__Directions__
In the listing below, count every line that contains "JSON". Give nothing but the number.

__Task inputs__

[Start of section]

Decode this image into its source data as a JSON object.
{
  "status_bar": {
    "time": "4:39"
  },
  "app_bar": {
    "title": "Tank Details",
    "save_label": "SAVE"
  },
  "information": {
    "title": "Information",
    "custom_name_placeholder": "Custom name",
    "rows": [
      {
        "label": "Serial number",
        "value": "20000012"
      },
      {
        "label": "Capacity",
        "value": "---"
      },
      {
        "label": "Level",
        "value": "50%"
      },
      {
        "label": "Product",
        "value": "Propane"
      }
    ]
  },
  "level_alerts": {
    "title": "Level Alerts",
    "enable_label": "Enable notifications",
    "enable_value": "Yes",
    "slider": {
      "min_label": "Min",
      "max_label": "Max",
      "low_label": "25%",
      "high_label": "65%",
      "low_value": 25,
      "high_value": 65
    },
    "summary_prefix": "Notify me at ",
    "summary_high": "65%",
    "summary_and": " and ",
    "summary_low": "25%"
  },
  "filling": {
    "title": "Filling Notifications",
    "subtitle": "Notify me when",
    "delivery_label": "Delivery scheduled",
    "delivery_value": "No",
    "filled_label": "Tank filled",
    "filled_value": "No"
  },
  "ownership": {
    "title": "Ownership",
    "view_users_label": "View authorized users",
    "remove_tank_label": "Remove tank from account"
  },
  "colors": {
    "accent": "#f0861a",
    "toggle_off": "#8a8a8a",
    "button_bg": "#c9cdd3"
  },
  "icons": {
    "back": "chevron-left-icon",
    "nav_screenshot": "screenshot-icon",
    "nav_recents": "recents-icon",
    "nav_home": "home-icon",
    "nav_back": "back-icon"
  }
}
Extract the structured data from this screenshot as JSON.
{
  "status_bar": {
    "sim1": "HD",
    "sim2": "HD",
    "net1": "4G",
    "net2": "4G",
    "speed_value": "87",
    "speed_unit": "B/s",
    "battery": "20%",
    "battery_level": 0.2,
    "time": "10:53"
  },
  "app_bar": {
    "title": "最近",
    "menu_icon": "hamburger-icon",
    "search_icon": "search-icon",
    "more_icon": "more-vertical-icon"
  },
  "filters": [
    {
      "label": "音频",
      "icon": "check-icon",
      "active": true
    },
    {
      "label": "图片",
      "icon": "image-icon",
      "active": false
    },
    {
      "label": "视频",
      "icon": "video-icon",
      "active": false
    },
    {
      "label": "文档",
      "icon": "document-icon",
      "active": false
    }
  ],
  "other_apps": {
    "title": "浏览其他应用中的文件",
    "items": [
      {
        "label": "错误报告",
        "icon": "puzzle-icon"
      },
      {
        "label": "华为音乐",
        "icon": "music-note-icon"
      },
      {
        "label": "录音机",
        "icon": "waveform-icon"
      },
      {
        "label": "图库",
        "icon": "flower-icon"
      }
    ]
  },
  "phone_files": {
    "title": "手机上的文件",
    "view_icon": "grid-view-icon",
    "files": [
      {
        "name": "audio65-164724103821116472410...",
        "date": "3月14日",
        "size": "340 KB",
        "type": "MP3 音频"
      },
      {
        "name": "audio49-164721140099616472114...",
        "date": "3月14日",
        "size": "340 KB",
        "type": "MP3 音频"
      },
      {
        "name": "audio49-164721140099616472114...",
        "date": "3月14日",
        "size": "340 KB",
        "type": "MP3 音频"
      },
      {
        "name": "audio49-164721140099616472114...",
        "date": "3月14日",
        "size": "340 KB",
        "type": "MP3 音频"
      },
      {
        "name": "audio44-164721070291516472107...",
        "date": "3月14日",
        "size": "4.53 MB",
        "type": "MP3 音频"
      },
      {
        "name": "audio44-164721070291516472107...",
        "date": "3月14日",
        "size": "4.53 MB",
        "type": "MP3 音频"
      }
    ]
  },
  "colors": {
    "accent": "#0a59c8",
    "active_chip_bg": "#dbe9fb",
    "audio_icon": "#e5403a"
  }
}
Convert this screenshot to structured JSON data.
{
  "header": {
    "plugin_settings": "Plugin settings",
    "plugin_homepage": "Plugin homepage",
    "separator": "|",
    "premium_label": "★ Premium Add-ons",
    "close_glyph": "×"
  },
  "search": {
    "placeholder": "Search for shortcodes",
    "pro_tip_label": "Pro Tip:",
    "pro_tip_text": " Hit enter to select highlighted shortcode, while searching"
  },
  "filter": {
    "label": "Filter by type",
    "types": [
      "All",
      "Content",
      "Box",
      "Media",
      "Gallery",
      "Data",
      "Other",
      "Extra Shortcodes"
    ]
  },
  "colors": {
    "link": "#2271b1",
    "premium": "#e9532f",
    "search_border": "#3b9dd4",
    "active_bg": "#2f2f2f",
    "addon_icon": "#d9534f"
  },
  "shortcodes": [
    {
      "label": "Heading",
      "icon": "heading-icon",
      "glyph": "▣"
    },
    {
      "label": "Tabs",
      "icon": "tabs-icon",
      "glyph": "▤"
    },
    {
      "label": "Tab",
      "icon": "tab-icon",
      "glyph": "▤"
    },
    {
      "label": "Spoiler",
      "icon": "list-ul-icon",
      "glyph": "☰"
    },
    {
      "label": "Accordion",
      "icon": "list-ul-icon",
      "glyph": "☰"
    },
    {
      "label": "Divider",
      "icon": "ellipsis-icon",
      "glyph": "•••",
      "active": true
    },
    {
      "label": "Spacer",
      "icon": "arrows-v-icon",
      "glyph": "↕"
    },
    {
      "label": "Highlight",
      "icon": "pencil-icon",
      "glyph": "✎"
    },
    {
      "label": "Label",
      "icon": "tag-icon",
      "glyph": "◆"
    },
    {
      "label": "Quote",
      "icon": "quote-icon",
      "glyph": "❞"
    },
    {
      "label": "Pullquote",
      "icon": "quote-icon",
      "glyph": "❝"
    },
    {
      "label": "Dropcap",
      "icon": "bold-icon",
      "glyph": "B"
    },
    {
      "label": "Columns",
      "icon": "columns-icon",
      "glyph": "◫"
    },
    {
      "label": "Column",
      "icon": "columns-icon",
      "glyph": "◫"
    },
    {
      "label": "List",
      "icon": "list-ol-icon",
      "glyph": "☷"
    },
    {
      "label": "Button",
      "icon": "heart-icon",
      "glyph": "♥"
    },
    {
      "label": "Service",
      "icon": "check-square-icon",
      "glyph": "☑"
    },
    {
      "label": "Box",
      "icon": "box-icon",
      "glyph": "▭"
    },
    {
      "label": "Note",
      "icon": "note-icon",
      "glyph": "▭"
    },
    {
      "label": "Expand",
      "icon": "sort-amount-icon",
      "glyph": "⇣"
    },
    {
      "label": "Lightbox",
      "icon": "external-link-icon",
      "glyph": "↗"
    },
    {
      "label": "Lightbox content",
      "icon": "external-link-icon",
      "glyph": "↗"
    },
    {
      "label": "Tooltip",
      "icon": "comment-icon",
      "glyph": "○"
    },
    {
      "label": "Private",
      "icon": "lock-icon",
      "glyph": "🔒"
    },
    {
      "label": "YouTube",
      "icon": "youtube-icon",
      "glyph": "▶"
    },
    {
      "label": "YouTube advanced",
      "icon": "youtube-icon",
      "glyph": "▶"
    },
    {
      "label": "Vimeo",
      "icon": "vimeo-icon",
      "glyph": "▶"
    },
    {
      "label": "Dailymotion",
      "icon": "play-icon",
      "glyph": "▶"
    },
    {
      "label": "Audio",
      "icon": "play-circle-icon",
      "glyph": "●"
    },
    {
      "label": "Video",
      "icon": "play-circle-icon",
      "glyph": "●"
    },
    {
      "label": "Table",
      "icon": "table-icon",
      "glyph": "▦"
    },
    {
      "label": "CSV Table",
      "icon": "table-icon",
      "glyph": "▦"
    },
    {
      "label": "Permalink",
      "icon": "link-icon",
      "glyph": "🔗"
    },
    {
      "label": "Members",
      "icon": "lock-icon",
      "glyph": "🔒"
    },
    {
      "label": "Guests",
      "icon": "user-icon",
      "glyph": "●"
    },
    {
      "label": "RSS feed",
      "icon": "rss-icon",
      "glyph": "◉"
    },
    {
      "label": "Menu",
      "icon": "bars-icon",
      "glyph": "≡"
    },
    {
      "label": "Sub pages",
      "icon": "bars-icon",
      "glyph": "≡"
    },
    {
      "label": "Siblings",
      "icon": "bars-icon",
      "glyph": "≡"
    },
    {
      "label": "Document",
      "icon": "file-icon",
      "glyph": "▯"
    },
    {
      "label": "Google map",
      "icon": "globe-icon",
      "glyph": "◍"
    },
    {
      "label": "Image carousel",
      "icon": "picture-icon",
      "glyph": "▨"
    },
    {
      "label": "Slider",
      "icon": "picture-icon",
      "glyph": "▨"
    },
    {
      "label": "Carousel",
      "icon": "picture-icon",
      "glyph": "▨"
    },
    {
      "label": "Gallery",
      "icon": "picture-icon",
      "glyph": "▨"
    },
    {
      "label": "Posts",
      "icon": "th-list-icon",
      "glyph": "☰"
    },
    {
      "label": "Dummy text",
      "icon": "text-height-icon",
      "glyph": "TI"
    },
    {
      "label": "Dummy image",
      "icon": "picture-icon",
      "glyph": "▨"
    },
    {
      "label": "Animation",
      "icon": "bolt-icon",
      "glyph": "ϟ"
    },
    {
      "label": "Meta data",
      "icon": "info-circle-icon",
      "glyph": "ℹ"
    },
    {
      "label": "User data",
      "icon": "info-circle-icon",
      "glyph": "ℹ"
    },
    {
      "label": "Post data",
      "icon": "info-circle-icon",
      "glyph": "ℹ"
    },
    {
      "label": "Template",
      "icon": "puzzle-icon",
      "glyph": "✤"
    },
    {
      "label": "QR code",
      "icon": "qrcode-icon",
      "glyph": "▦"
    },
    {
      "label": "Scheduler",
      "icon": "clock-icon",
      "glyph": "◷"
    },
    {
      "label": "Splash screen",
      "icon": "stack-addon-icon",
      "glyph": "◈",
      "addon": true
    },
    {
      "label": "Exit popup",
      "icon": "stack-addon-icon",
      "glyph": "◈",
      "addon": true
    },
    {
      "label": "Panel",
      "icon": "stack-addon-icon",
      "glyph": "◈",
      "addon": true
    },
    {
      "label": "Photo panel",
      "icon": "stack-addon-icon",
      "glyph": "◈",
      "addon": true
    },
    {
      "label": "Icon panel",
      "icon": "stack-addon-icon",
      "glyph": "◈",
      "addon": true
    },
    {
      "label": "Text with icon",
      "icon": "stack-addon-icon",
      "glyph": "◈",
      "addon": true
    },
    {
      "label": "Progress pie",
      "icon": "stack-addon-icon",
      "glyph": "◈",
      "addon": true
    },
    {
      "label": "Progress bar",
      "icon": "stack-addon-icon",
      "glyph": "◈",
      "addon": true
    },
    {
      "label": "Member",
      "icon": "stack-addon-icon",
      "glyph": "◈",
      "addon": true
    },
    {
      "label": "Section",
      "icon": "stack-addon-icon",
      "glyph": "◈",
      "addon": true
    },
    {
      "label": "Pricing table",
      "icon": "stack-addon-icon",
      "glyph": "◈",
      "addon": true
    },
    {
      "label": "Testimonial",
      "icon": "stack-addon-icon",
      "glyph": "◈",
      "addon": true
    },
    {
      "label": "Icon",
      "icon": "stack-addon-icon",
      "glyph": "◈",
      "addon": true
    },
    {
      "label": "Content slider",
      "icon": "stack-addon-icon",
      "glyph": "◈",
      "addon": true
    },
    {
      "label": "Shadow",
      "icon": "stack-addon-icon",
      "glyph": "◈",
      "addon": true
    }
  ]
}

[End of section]

__Exercise response__
3